== ENTRIES SUPPLIED

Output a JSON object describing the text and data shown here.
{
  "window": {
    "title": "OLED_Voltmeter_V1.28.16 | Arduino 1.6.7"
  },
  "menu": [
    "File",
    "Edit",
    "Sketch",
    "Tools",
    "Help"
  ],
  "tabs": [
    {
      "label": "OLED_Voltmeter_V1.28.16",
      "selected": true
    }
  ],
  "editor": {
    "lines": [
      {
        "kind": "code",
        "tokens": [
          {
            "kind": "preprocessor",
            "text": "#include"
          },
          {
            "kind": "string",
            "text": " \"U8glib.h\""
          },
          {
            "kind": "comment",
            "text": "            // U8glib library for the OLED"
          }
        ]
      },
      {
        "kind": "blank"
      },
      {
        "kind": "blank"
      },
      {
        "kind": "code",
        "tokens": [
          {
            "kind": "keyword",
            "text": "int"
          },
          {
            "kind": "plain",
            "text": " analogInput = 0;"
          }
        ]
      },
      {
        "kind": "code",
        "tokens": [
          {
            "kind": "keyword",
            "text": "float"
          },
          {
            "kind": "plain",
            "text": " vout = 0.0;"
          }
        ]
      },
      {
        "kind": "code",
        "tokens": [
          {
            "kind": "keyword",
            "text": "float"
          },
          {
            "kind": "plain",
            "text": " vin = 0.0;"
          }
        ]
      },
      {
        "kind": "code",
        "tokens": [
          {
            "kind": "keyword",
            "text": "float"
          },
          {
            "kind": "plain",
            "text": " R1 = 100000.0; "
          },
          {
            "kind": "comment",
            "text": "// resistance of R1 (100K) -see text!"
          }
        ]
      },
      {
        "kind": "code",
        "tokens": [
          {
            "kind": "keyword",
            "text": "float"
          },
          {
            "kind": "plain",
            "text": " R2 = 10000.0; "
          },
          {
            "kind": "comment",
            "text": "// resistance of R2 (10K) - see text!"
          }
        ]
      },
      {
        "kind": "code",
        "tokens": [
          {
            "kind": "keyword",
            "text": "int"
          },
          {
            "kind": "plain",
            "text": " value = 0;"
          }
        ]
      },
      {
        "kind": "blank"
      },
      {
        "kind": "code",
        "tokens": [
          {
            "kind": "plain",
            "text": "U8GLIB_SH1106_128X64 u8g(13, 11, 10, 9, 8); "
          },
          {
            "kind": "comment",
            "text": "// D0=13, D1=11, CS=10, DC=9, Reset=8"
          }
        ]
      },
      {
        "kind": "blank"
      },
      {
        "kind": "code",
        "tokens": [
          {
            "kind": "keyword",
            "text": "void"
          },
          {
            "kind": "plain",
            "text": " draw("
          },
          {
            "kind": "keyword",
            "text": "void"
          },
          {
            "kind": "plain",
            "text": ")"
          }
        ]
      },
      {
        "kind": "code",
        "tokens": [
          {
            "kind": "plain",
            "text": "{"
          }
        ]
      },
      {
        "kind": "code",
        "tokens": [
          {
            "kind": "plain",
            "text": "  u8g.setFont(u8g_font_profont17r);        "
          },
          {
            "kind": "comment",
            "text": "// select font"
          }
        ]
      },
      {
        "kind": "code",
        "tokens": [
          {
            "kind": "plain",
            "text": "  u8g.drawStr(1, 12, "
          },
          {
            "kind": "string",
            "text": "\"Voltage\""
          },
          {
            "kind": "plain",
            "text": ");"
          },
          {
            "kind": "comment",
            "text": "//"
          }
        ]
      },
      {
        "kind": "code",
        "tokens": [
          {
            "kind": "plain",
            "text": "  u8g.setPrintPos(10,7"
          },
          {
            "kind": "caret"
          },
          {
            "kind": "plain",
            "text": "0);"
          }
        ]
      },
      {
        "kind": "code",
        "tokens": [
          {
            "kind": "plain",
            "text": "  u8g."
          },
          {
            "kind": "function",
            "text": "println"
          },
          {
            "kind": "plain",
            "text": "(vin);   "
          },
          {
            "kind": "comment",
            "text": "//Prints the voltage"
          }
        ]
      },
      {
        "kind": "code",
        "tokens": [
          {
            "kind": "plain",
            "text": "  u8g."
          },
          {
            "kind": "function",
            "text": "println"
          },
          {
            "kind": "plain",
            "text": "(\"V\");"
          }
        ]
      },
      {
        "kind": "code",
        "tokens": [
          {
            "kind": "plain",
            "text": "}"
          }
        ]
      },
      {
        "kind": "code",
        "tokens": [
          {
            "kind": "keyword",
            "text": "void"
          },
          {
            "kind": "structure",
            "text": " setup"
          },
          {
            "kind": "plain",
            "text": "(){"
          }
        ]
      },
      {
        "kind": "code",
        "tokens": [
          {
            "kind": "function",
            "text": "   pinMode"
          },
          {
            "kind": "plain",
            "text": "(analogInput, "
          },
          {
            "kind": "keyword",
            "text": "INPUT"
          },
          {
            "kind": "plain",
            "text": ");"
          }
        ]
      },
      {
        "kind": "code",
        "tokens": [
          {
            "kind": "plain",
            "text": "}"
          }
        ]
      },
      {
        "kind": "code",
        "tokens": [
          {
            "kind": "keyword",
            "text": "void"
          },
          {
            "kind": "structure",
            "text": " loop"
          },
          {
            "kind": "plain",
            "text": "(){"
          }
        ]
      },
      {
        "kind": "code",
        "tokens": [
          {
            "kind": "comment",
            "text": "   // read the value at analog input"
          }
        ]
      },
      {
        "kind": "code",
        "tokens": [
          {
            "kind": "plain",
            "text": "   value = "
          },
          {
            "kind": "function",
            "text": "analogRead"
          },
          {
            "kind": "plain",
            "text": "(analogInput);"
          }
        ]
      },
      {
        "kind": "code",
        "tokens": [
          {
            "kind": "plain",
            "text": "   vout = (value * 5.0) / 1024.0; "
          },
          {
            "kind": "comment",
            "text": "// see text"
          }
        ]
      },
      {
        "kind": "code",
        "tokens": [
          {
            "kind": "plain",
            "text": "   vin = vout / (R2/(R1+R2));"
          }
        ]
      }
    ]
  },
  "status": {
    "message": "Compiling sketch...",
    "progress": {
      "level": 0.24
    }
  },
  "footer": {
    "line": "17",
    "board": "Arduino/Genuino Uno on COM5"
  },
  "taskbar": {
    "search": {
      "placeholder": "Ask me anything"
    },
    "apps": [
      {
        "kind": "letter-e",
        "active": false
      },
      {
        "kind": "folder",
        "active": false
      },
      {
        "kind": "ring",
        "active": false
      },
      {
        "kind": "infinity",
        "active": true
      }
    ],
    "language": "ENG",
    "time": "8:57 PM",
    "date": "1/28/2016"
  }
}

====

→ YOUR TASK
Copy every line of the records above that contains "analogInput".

→ FINISHED EXERCISE
            "text": " analogInput = 0;"
            "text": "(analogInput, "
            "text": "(analogInput);"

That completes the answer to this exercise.